Records for this exercise:

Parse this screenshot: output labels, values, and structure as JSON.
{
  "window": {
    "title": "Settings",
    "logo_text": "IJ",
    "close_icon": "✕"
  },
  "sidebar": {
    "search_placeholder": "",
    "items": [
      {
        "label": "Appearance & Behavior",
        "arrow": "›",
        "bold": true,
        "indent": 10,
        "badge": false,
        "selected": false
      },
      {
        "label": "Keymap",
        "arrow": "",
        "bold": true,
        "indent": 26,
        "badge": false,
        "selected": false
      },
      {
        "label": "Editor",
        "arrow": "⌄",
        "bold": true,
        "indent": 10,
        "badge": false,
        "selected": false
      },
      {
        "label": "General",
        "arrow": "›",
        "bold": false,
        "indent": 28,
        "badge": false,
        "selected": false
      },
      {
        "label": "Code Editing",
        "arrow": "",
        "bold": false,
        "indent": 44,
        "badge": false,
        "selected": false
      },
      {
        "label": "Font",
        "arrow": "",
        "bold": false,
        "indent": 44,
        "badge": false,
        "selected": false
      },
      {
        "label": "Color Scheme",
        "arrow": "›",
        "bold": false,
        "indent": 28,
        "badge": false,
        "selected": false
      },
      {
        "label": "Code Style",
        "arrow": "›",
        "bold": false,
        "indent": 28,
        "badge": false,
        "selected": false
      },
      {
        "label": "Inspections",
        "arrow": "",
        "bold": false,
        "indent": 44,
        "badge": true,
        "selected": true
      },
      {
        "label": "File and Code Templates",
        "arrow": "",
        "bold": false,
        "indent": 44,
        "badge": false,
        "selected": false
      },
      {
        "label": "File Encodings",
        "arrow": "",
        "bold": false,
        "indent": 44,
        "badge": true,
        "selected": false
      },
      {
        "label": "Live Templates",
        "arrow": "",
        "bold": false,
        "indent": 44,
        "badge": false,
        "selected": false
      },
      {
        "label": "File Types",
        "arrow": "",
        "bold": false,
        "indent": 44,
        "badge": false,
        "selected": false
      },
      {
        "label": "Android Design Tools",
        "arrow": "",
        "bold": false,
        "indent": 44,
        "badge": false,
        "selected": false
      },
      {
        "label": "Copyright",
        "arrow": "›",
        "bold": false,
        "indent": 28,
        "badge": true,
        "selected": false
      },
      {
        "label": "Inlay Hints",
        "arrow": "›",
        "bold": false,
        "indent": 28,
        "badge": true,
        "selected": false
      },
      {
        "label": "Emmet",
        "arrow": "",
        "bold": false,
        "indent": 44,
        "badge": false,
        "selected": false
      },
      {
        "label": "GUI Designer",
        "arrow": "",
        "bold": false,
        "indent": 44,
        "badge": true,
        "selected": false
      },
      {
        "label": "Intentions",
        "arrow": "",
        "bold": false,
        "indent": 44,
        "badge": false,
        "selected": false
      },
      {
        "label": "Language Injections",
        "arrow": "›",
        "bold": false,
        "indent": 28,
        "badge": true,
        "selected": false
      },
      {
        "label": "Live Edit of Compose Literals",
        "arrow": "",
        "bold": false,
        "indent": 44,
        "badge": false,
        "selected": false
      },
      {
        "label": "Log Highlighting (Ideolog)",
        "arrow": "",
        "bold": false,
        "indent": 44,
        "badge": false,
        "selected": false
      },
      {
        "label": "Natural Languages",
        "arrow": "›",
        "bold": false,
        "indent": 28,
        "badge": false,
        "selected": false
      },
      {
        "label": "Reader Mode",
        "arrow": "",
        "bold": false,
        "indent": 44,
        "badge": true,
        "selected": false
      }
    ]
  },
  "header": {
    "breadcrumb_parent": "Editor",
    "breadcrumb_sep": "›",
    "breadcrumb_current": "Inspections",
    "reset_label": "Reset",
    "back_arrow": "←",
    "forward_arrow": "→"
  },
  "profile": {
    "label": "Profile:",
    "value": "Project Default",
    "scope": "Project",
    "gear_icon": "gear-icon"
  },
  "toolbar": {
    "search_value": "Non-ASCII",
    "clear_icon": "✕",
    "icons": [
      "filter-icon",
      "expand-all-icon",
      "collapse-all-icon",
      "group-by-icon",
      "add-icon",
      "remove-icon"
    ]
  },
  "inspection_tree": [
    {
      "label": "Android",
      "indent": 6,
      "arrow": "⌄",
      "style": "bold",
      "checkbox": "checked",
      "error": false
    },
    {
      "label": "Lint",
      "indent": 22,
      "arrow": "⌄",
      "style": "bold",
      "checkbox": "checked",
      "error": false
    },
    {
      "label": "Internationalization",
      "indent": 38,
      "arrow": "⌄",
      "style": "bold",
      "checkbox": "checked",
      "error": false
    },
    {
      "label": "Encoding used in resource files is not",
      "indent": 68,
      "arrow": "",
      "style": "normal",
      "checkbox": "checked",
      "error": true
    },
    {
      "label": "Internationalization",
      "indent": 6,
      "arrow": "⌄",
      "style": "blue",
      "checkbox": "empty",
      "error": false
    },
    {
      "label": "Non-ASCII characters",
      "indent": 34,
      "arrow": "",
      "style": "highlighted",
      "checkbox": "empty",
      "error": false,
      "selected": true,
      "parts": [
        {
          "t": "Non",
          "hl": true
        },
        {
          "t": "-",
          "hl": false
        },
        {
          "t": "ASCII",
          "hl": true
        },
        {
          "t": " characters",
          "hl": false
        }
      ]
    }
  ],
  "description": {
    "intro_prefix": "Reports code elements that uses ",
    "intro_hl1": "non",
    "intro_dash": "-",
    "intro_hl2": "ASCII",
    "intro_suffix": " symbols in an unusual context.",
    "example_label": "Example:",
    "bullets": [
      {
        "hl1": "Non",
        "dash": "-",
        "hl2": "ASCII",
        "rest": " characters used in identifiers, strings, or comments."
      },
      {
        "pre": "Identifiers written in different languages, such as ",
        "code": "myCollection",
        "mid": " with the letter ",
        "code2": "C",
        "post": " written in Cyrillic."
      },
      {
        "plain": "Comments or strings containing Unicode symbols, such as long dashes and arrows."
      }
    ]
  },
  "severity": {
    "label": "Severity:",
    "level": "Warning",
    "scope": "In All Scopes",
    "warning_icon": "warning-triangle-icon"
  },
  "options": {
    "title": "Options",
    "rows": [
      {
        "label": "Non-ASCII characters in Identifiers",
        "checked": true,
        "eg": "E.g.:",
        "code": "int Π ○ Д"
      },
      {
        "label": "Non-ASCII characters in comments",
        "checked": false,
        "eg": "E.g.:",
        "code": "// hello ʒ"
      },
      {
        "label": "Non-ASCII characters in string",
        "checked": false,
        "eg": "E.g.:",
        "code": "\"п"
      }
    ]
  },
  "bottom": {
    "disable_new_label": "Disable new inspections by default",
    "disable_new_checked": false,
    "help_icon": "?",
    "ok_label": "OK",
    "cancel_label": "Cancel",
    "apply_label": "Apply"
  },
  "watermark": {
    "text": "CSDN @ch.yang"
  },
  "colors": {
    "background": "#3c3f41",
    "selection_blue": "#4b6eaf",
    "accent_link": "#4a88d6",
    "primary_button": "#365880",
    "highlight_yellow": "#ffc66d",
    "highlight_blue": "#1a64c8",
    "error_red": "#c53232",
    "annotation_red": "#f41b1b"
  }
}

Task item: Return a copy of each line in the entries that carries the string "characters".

Answer area:
      "label": "Non-ASCII characters",
          "t": " characters",
        "rest": " characters used in identifiers, strings, or comments."
        "label": "Non-ASCII characters in Identifiers",
        "label": "Non-ASCII characters in comments",
        "label": "Non-ASCII characters in string",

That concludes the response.